import os
from contextlib import contextmanager

def temporary_directory(new_directory):
    current_directory = os.getcwd()
        print(f"Changed to directory: {new_directory}")
    except Exception as e:
        print(f"An unexpected error occurred: {e}")
        print(f"Returned to original directory: {current_directory}")

with temporary_directory(r"C:\Users\Lenovo\Documents\Py"):
    print(f"Current working directory inside block: {os.getcwd()}")

print(f"Current working directory outside block: {os.getcwd()}")

First, we have called the ‘os’ and ‘contextmanger’ using the import statement. Inside the function temporary_directory, we first store the current directory path in a variable and using the os.chdir() method switch to the new directory. After moving to a new directory in the try block, the yield keyword will make Python skip to the with block. The ‘with’ blocks operate with the new directory and perform operations like here I have printed a simple statement. After completing the ‘with’ block, it returns to function and prints the statement in ‘finally’ block. Here if any system crash occurs, Python will print the exception in place of going to the ‘with’ block. Lastly, Python comes back to the original directory and prints the statement as shown.

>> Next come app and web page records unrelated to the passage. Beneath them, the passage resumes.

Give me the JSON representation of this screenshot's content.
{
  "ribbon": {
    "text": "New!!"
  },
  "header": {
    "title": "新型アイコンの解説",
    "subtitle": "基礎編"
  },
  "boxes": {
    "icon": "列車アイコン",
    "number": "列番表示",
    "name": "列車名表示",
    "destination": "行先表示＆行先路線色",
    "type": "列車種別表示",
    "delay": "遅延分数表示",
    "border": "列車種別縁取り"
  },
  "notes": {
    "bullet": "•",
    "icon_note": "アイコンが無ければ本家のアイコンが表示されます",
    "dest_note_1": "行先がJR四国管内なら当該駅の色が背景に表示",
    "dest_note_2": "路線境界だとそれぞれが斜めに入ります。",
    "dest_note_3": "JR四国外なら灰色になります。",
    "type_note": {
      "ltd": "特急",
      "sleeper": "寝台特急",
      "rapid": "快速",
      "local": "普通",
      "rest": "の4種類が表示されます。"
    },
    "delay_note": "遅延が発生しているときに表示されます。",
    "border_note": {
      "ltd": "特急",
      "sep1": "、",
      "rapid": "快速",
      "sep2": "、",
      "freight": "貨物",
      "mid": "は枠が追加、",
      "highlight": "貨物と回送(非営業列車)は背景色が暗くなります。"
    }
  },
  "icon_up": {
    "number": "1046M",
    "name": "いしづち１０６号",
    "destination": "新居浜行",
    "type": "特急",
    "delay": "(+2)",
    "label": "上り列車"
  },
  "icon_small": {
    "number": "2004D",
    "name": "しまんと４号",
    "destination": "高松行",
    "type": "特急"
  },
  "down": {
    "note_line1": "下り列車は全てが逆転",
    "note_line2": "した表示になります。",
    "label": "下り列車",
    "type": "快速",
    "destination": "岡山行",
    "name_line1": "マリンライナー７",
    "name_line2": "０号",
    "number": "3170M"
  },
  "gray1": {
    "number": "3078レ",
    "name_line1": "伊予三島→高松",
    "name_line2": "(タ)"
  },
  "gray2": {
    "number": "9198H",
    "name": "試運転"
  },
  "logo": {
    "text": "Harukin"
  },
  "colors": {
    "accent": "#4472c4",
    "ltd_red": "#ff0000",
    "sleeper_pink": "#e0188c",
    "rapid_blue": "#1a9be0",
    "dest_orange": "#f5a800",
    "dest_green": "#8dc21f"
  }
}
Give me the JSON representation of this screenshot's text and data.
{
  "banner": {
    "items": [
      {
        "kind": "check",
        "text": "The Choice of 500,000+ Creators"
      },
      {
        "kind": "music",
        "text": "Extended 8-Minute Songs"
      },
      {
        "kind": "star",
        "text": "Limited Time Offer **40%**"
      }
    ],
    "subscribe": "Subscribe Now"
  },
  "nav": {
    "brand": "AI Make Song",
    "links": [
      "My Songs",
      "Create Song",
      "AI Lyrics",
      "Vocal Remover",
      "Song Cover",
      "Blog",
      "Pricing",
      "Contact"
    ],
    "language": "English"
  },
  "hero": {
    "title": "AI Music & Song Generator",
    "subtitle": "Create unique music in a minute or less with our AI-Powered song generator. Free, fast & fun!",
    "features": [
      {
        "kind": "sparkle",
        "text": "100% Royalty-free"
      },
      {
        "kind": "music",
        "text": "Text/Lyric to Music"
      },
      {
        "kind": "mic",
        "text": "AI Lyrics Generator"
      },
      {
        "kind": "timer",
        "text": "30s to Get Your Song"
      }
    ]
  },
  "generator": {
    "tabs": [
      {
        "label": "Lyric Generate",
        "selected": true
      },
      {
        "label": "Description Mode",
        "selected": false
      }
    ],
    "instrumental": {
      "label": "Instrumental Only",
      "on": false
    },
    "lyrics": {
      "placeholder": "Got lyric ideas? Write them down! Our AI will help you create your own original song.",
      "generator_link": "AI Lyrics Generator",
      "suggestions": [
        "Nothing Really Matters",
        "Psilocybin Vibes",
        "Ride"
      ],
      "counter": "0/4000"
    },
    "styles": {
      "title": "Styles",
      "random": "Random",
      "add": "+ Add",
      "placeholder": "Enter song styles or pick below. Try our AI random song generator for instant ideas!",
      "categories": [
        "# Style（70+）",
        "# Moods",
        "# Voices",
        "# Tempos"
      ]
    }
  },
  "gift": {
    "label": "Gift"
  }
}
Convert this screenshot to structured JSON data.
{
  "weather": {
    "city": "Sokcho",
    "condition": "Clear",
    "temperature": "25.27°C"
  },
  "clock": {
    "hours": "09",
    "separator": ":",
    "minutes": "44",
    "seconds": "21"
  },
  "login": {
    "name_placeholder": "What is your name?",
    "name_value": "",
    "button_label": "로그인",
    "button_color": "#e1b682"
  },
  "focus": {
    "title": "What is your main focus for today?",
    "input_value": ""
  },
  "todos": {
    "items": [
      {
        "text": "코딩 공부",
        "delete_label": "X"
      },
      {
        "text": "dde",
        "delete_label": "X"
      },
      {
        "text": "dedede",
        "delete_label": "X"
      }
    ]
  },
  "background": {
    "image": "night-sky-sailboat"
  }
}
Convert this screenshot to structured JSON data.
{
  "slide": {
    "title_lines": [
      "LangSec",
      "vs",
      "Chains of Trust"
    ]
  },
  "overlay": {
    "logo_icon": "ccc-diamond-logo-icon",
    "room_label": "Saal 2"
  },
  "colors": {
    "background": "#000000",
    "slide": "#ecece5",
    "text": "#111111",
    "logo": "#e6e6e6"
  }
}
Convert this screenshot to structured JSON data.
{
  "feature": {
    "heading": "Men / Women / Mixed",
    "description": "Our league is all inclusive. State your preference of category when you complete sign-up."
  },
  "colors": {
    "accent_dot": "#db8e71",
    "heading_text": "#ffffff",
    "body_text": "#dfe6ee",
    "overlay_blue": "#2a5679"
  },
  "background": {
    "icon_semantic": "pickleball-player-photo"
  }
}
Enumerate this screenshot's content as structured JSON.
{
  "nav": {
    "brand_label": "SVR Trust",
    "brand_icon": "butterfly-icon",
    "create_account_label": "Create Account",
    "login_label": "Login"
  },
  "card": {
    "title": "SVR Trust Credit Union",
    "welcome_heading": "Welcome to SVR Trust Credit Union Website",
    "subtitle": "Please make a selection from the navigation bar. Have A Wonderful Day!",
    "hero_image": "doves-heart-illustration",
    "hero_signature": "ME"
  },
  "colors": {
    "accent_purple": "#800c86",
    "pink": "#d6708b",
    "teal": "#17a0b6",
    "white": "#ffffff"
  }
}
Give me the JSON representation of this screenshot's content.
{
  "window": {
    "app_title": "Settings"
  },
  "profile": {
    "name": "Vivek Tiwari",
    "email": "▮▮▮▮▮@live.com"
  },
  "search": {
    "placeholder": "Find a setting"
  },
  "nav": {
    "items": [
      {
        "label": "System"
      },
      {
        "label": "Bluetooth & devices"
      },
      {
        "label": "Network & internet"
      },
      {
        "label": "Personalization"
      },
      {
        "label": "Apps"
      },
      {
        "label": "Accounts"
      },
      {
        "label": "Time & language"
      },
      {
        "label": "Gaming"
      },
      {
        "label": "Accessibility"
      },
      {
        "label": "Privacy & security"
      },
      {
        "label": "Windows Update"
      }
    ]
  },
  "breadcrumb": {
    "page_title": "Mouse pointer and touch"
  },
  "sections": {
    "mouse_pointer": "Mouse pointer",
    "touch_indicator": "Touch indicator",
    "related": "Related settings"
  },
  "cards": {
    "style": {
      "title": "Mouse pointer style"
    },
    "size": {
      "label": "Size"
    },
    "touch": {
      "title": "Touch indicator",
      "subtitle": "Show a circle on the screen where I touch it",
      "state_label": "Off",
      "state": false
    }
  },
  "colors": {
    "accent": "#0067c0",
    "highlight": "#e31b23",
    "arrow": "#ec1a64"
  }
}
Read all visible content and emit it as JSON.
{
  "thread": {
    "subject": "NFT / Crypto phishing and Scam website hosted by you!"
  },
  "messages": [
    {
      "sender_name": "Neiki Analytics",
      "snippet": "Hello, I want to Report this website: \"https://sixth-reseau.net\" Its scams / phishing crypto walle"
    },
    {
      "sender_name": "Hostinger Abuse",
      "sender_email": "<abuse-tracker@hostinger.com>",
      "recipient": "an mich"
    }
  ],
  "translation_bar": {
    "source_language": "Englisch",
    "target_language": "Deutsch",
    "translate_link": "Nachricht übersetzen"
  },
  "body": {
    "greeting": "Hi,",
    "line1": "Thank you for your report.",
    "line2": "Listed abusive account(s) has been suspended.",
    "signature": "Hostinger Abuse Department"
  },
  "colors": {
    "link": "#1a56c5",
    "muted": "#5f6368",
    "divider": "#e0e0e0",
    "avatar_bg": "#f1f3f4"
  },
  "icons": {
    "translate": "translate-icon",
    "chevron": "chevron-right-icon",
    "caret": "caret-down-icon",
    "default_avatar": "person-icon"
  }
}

What is the equivalent of Shell ‘cd’ in Python?

As Python comes with powerful libraries, the ‘os’ library is one such module that helps to shift between directories. Inside the ‘os’ module, ‘chdir()’ method can be used like ‘cd’ to change directories in Python. Thus ‘os.chdir()’ is equivalent to the Shell ‘cd’ command.

What advantages does Python offer in working with system files?

In Python, one can use tools like try-catch blocks for handling exceptions and understanding the reason behind unexpected system crashes. Likewise, we can use context managers to temporarily switch to the new directory, perform the operation inside the directory and return to the original directory.

The Conclusion

To sum up, we can use Python to switch between different directories within the program itself. It offers a library named the ‘os’ module that has a method ‘chdir()’ used to change directories like the ‘cd’ command in the Shell. Further Python also allows us to use tools like try-catch blocks for handling exceptions and understanding the reasons behind them in time. Another tool that we can use is a context manager which temporarily changes the directory, performs the required operation and returns to the original directory.


python – Equivalent of shell ‘cd’ command to change the working directory? – Stack Overflow